Security from Qatar to the Cariboo

Quesnel’s becoming a safer place, thanks to Mark Connolly, of Comark Security Services.

Mark Connolly is now offering security services in Quesnel.

Connolly, originally from the United Kingdom, has recently relocated his family to Quesnel, where he has settled with his wife and son after working everywhere from the United Kingdom to Qatar.

He started his career in security with the British Merchant Navy.

“I was instructing Special Forces going to Northern Ireland,” Connolly said.

“I worked on the Princess Cruises and that’s where I met my wife.”

From there, they decided to move to Vancouver, to settle down somewhat.

“I had enough of going to sea because you work six months at a time offshore,” Connolly explained.

Once in Vancouver, Connolly joined a security company and quickly worked his way up.

“I started as a guard but worked my way up to being an instructor,” he said.

“I did some private investigating, body guarding, then worked as an operations branch manager.”

After some time in Vancouver, Connolly relocated to Calgary.

“I transferred with the same company to Calgary as their operations manager, managing large accounts,” he explained.

In 2006, Connolly moved once again.

But this time, he was headed to the Middle East.

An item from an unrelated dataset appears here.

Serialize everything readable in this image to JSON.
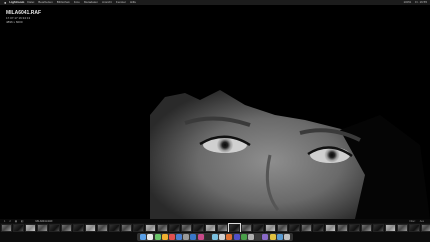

“The country is very oil and gas rich,” Connolly said.

“While I was there, my duties were operational.

“I provided security for visiting heads of state, such as the Prince of Wales, the Prime Minister of Iceland, the President of South Africa, the Emir of Qatar and

the Emir of the United Arab Emirates.”

It was in Qatar that Connolly had his favourite, albeit most challenging, experience.

“During a visit from the South Korean president, everything they wanted to do security-wise was down to the second,” Connolly said with a chuckle.

“It was a logistical nightmare trying to do access control for 176,000 people plus dealing with traffic issues as well, I think that was a highlight.”

Although this was a great opportunity for Connolly career-wise, he decided with his wife to move back to Canada.

“In 2010, my wife and I decided to move back to Canada,” Connolly explained.

“My wife was born and raised here.”

Now that he’s established himself in Quesnel, Connolly has started doing security for local businesses.

“I was a bit over qualified for basic security work and not qualified at all for forestry driven employment,” he said.

“Last year, I started to create my own job and as of January, I’ve picked up the contracts for the hospital, West Park Mall and Extra Foods.

“Things are going great.”

For more information, call Connolly, 250-414-9100 or e-mail,


Just Posted

Forestry Hockey League: Serenity continues to dominate while BCS snoozes

Steve Dodge updates us on the FHL happenings in weeks eight and nine

Three locals win big at Moonlight Madness

Local shopping night saw three residents win exciting prize packages

PHOTOS: cedar swag workshop a hit at Wells Winter Kick Off

Wells locals and visitors created some festive decor at the weekend event

City of Quesnel hosts public hearing on potential recreational cannabis store

The meeting takes place tonight in City Council chambers

VIDEO: B.C. legislature clerk, sergeant at arms suspended for criminal investigation

Clerk of the House Craig James, Sergeant-at-arms Gary Lenz on administrative leave

Former NHL player and coach Dan Maloney dies at 68

Maloney coached the Toronto Maple Leafs and Winnipeg Jets

Ex-MSU president charged with lying to police about Nassar

Lou Anna Simon was charged Tuesday with lying to police during an investigation

Police looking into two more incidents at private Toronto all-boys’ school

Police and the school have said two of the prior incidents involved an alleged sexual assault

Police aim to prevent retaliation after Hells Angel found dead under B.C. bridge

IHIT confirms Chad Wilson, 43, was the victim of a ‘targeted’ homicide

Otter makes a snack out of koi fish in Vancouver Chinese garden

Staff say the otter has eaten at least five fish

B.C. lumber mills struggle with shortage of logs, price slump

Signs of recovery after U.S. market swings, industry executive says

25% of Canadians still won’t say they use pot, survey says

Statistics Canada poll says Canadians on average were 18.9 years old when they first tried pot.

Canucks’ 50/50 jackpot expected to surpass $1 million

The guaranteed prize for one lucky winner will be $500,000 minimum when Vancouver hosts LA Nov 27

Most Read